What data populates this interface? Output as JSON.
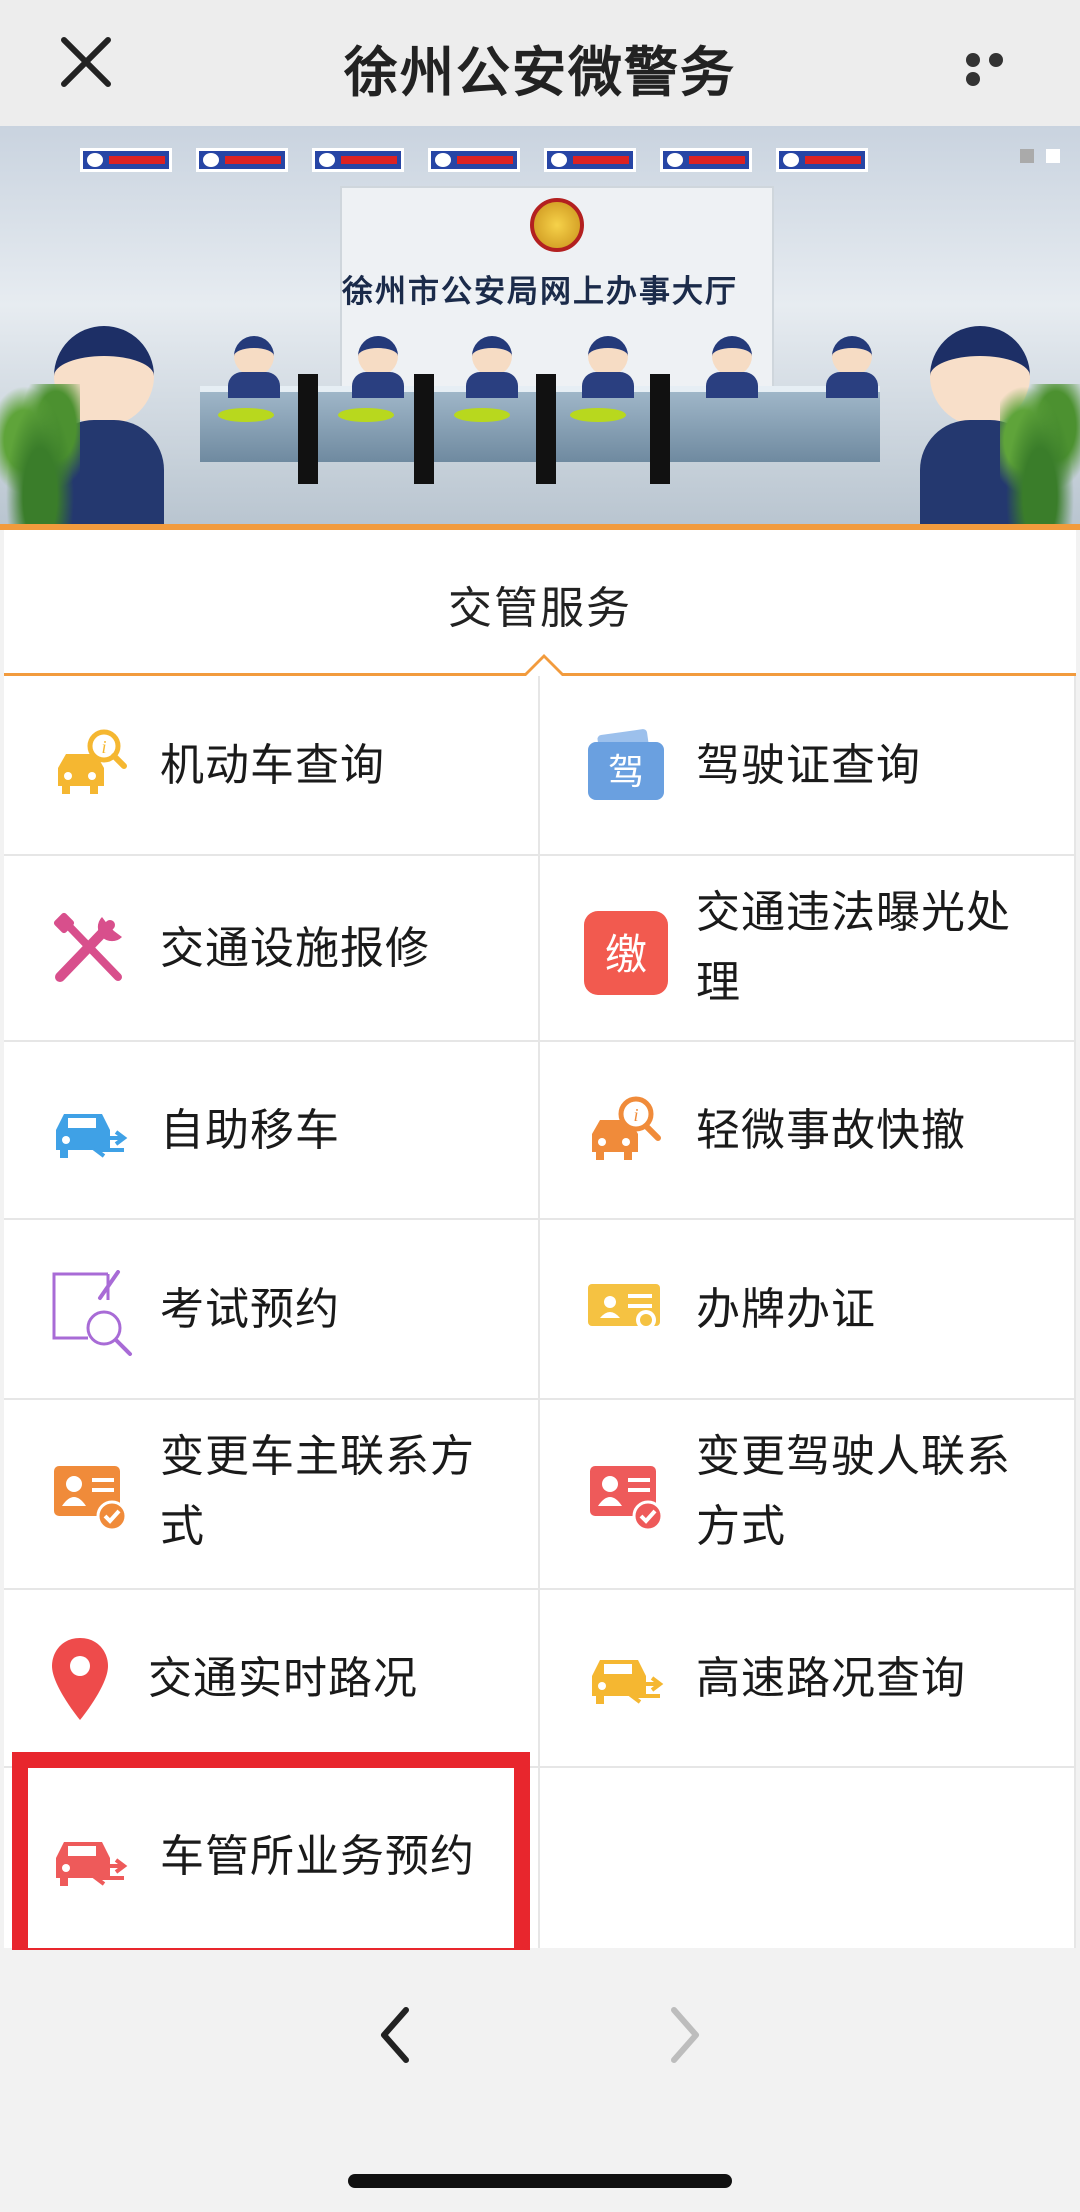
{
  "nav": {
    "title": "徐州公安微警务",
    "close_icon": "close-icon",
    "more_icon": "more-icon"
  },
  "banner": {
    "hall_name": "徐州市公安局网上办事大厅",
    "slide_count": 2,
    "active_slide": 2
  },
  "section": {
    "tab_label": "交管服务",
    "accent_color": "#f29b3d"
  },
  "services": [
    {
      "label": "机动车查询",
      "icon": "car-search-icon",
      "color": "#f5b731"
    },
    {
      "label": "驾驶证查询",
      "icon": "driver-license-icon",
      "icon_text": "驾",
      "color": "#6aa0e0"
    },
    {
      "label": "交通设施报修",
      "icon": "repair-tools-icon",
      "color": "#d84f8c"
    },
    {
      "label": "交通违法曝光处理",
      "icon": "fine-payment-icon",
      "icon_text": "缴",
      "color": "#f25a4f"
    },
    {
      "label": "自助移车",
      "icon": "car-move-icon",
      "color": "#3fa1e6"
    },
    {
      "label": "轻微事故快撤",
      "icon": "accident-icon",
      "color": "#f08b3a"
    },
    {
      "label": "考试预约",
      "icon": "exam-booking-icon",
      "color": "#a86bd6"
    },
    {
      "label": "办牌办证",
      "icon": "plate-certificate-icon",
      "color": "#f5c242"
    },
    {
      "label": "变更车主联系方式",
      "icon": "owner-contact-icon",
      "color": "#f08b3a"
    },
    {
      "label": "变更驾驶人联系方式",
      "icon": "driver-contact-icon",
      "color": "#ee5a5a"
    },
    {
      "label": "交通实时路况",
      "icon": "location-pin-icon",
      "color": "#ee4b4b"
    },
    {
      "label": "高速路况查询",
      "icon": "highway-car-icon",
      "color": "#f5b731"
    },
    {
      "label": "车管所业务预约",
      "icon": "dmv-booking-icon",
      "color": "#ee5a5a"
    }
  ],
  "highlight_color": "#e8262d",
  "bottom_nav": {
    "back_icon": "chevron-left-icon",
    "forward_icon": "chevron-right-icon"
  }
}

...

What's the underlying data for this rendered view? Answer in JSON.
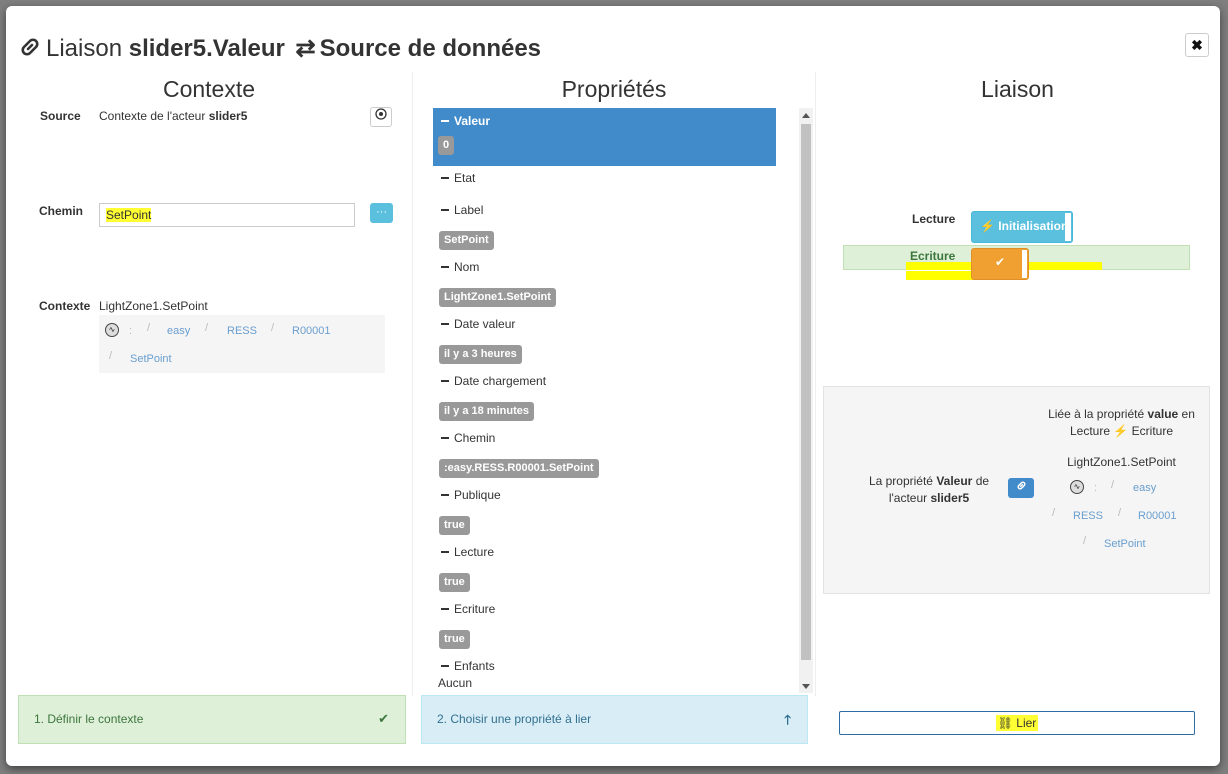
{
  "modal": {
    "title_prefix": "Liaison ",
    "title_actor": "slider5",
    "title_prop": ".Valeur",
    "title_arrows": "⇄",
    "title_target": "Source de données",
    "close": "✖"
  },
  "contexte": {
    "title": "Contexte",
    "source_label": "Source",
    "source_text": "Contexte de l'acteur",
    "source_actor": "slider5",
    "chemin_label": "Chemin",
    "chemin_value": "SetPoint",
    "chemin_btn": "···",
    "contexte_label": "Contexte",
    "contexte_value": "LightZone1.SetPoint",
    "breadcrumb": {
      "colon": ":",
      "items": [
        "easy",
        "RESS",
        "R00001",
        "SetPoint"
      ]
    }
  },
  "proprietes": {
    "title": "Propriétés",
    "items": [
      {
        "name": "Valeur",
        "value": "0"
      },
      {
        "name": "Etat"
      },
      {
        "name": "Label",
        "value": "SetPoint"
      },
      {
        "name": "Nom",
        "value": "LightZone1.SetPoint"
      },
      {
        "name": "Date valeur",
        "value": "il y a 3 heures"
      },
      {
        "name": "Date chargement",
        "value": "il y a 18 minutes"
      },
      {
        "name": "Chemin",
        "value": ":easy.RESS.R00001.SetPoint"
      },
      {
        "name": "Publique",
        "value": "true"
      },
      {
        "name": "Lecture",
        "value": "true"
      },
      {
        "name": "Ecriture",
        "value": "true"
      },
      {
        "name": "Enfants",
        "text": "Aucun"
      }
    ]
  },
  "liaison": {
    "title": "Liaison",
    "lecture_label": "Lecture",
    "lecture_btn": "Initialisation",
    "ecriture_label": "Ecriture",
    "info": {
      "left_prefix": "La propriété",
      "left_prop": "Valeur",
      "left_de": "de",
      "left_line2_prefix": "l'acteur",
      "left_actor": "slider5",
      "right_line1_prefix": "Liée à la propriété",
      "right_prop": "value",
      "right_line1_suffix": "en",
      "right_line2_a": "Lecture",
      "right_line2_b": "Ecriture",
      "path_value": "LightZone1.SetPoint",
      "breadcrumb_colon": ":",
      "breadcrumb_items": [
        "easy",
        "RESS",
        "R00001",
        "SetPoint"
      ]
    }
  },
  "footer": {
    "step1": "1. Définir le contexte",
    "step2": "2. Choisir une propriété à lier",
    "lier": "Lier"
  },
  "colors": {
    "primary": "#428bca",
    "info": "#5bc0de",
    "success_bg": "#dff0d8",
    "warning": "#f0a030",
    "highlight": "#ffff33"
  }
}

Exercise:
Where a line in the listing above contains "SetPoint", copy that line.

Answer below:
    "chemin_value": "SetPoint",
    "contexte_value": "LightZone1.SetPoint",
        "SetPoint"
        "value": "SetPoint"
        "value": "LightZone1.SetPoint"
        "value": ":easy.RESS.R00001.SetPoint"
      "path_value": "LightZone1.SetPoint",
        "SetPoint"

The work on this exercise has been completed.